The Day Veterans Felt Shame For What We Did To Someone Else's Country - Not Pride
Veterans Day always brings a hell of an array of emotions different than those expressed in speeches of praise and gratitude for veterans of all America's overseas wars, without regard to the justness of any of these wars.
How 'bout the veteran who killed an Iraqi, maybe a child, in what Obama has long called a "dumb war", a "rash war", and an unnecessary war? How does this veteran feel on Veterans Day? - how does he feel on any and every day he thinks back on the pain he brought to someone in that persons own home, so far away from his own.
- a veteran who has seen dead Afghani civilians after an air-strike and knows that all the 9/11 suicide terrorists were from Saudi Arabia and not Afghanistan?
- a veteran pilot who followed orders and let loose missiles over Libya, Somalia, or Pakistan and afterward read the Associated Press article that reported the high number of civilians killed and maimed?
- a veteran who remembers watching napalm being dropped on poor villages, and later learned that his military dropped more than twice the tonnage of bombs during all of the Second World War on the little agricultural French colony of Vietnam.
-a veteran draftee who said he had to kill a Vietnamese patriot defending his country, "It was him or me." He pointed out that Muhammad Ali refused to be drafted, insisting that he had no quarrel with the Viet Cong, but he was famous and had lawyers, "I would have had to go to jail." How does he feel on Veterans Day? "Like a chump," he said.
- a veteran who returned to the States and read about the Vietnam War having been a 'mistake', went to a library and looked up the war in the Encyclopedia Britannica, and found Truman went against Roosevelt's promise and brought the French Army back into U.S. ships to re-conquer its colony, which fascist Vichy France had turned over to the occupying Japanese army; read how Truman used billions of U.S. taxpayer funds to back the French for eight years until the French were defeated by Ho Chi Minh's nationalist forces; read how Eisenhower admitted Ho Chi Minh would have easily won an all Vietnam election that Ike blocked. Does he feel like anything but a dummy?

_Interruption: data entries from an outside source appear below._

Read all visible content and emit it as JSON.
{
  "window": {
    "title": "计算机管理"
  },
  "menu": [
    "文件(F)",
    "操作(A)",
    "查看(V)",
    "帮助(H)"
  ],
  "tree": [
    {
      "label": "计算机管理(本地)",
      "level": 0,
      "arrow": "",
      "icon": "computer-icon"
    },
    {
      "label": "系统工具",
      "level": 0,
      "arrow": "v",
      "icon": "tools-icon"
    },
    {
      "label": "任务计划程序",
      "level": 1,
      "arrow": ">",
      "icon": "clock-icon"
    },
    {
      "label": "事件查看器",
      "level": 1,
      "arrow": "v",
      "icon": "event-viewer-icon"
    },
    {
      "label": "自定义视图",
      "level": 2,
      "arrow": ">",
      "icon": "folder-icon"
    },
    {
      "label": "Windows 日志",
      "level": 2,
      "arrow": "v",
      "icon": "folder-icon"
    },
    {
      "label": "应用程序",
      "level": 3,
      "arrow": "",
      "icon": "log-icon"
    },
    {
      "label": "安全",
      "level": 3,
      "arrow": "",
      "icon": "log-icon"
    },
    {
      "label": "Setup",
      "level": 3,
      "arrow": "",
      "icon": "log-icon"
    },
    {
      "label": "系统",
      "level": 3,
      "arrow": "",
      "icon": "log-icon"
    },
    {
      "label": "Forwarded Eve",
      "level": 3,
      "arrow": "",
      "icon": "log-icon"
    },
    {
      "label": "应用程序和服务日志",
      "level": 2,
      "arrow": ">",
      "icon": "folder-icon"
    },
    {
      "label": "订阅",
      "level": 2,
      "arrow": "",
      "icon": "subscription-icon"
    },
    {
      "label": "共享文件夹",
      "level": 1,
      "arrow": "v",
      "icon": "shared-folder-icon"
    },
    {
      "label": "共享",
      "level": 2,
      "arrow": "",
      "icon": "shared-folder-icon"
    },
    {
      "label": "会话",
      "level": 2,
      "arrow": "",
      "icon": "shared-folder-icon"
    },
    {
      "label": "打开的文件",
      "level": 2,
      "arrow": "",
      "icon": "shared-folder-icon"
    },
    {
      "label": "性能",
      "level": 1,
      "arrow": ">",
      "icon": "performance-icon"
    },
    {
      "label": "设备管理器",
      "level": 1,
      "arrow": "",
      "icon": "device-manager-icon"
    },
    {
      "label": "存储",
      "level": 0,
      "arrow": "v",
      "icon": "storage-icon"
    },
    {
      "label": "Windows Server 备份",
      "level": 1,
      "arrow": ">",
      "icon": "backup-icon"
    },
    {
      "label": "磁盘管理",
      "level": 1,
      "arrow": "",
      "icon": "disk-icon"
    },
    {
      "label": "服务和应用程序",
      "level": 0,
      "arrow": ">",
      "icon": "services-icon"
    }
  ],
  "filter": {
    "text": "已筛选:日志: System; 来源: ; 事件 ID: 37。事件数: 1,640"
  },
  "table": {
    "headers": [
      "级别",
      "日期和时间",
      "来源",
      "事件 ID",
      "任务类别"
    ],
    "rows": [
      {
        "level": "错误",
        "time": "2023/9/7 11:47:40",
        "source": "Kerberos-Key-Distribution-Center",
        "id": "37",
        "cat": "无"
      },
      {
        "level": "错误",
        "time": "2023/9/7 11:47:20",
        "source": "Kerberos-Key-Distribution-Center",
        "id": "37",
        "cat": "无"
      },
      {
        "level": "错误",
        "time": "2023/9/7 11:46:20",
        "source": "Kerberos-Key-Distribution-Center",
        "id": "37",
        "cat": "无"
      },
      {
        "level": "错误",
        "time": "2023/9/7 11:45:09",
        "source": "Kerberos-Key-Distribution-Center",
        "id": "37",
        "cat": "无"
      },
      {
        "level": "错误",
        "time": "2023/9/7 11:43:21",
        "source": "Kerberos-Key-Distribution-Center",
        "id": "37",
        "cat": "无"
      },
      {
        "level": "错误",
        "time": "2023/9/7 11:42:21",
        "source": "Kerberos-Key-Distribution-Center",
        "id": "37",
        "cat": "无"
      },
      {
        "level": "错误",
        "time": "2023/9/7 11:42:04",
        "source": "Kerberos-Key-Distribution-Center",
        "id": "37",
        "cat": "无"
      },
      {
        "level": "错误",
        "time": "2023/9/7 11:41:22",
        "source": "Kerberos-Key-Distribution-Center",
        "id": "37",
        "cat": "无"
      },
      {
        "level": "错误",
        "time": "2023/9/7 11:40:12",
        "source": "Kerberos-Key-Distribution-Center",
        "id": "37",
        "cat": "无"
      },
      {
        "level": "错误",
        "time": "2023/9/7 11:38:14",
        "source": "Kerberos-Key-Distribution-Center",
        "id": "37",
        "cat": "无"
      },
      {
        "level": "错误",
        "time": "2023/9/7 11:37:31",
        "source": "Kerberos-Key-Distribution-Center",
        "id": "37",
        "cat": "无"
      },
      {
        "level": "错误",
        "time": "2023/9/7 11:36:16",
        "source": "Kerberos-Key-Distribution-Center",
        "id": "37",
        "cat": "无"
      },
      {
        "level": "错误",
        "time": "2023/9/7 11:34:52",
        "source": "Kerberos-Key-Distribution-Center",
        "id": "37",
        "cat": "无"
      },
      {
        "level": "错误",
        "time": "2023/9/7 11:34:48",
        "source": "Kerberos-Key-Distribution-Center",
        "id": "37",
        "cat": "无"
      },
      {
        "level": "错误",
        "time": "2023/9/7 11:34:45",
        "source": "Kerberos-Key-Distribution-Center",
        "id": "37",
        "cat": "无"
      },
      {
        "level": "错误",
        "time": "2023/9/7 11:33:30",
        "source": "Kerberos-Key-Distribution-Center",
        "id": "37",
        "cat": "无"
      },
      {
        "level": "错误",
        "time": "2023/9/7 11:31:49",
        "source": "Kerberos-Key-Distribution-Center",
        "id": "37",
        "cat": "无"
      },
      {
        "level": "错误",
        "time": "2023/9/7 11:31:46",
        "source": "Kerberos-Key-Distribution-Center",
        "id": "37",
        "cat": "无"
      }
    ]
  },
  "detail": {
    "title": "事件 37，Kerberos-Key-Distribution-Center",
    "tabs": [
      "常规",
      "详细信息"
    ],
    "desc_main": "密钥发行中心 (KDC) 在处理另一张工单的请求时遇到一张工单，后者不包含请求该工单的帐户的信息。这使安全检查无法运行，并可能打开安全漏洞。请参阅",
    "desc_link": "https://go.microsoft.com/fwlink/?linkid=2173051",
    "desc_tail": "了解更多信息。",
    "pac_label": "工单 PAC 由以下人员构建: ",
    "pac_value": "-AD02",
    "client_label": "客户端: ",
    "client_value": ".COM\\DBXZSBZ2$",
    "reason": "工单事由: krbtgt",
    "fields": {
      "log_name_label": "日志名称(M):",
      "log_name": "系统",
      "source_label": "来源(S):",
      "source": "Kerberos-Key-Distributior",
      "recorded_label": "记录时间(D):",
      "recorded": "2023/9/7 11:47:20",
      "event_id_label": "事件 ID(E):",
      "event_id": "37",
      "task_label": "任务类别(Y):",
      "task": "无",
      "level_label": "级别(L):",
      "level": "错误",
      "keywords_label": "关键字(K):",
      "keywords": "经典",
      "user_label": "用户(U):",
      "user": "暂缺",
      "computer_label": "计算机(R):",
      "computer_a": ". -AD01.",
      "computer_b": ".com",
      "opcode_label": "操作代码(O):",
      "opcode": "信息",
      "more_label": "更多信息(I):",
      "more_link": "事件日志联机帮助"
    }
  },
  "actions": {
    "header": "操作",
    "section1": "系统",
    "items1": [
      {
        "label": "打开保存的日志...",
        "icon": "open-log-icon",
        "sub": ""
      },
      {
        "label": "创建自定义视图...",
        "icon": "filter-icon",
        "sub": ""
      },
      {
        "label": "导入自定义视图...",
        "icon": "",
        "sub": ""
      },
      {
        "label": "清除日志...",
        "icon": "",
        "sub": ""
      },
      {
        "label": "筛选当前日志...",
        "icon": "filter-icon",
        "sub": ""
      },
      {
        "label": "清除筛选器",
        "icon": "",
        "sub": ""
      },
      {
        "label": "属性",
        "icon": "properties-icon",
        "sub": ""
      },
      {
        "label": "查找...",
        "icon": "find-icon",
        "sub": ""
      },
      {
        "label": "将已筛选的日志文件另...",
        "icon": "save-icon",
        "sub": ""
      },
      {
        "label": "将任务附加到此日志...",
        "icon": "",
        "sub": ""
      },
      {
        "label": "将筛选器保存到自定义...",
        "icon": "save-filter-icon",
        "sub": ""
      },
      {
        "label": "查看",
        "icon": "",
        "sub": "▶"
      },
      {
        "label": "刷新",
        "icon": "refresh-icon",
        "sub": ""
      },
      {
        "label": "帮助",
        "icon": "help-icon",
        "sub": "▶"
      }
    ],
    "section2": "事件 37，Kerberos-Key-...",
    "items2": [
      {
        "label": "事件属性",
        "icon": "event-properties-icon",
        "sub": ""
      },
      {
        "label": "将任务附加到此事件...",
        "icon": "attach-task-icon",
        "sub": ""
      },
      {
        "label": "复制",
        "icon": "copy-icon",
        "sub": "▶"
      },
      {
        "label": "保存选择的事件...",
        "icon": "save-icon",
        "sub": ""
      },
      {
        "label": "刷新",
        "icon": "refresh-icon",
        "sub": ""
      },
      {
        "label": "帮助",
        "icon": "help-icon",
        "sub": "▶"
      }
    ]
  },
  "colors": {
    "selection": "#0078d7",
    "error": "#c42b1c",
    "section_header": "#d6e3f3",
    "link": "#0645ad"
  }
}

Does Veterans Day remind New School U. President Bob Kerrey how he sometimes feels when he looks into the eyes of his children and remembers the nineteen Vietnamese girls and one infant who never grew up but instead were gunned down by the Navy Seal unit Kerrey commanded?
Veteran airmen who once mercilessly carpet bombed the plains of Laos and other compatriots who decades later did the same over the jungles and rice paddies of Cambodia - don't all have the same queasiness about what they did regardless of Veterans Day orations proclaiming them honors?
Veterans who participated in the bloody blitz of Panama, - or in the slaughtering intervention on the side of the army of the Dominican Republic fighting against those who successfully rebelled and were about to re-install their overthrown elected president - or in the conquering of the tiny island of Grenada - many surely have conflicting thoughts about the fairness of these life-taking beligerencies.
How did 'prisoner of war hero' John McCain feel on Veterans Day as he reflected back on the men, women and children casualties far below his aircraft during his twenty-three bombing runs over Hanoi? Is he really at peace with his God?
Those who are veterans of the horrific loss of life that was the Korean 'police action' against communism can in their maturity look at the reality of now non-communist Russia and two dozen other former communist nations; at Communist China and Communist Vietnam which are economically allied and interwoven within the fabric of the consumer culture of the U.S. - do they not wonder at the sacrifice of millions of lives in Korea for a truce, and three times that Vietnam for a defeat? - some millions of people that could be alive today.
Seems that when capitalism succeeded to block the humanistic reforms of socialism, it begat communist revolution and when capitalism restructured colonial slavery to neocolonialism it begat terrorism - all of which, capitalism included, will not exist eternally in their present forms. Veterans, who have seen the human face of the 'enemy' know best about the phony pretentions of war.
Many veterans of 'The War on Terror' are well aware from the Internet that it was President Jimmy Carter, upon the advice of advisor Zbigniew Bzrezinski, who first supported Islamic fundamentalist hill tribe terror against the women educating socialist government in Kabul in 1979 in order to frighten the Soviet Union into entering its armed forces into Afghanistan. How did veterans of U.S. terror and torture techniques feel on Veterans Day?
Many back from Iraq and Afghanistan might feel heroic, but many others feel like they were had. Had by the coglomerate media cartel, which masked the lies of their President and his gang and justified the wars by slanting the news and mongering fear.
My older veteran friends, who fought against the Nazi Third Reich and the Japanese Empire that attacked and declared war on the United States, feel themselves solid in that understanding that they were fighting in defense of their country. And quite a few of those, who are well read, are well aware that international capitalism flourished in the arming of the Axis powers right up to, and even into, the beginning of the Axis wars of expansion; well known names like Joseph Kennedy and Prescott Bush come to mind as examples of businessmen who made fortunes building up the enemy that our boys would later have to die fighting.